Construction and Transport Minister János Lázár said Hungary’s law on investments financed in at least 50% from budgetary and European Union funding will take effect on August 1.
According to Lázár, state projects worth a combined 5,500 billion forints (EUR 14.4m) were suspended in 2022, while other projects worth 3,300 billion forints were concluded that year, and another 200 projects, worth 1,300 billion forints, were being planned under the auspices of the construction ministry. The law regulates “conditions and mechanisms of public spending … ensuring predictability for participants in construction projects, and aims to be sustainable and cost-efficient with a low environmental impact,” Lázár said. He called the law “patriotic” as it promotes the involvement of Hungarian small and medium-sized enterprises in state projects. He said the goal was to launch projects “using Hungarian materials and Hungarian entrepreneurs”.
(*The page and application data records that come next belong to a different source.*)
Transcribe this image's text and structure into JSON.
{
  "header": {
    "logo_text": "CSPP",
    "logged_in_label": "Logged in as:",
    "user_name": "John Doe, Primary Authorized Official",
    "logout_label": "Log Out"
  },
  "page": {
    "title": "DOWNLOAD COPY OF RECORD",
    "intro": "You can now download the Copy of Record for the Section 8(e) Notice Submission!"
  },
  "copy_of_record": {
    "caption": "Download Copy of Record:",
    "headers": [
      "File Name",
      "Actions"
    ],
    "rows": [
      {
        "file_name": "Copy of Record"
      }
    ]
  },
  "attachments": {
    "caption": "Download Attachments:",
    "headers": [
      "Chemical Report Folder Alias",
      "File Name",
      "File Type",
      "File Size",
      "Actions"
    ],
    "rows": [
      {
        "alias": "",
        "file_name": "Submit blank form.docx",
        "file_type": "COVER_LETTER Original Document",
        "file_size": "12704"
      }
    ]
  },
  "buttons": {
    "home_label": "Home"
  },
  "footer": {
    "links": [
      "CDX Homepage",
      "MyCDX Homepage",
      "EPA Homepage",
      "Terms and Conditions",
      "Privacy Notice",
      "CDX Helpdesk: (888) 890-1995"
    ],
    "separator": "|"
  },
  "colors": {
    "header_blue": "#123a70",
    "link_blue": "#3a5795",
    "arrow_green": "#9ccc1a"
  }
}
The law was based on the principle that state projects should be launched under a central investment programme listing all projects to be implemented by each ministry until 2035, Lázár said. He added that all ministries were to submit a list of development projects they would want to implement in the next ten years. The law will allow for greater competition in public procurement, Lázár said, adding that public tenders would always require at least two bidders and the winning bid would be made public. Public procurement procedures will be conducted through negotiations in which not only the price will be considered but “social and environmental aspects” as well, the minister said. Lázár said a State Investment Coordination Council would be set up as suggested by the national association of Constructors (ÉVOSZ), with representatives of the ministry, the treasury, chambers, national railways MÁV, the competition office, unions, as well as the city of Budapest and the national chief architect. The council will elaborate detailed regulations for each type of investment, he added. Lázár said the government had consulted the European Commission over the new law, and the EC had granted its approval.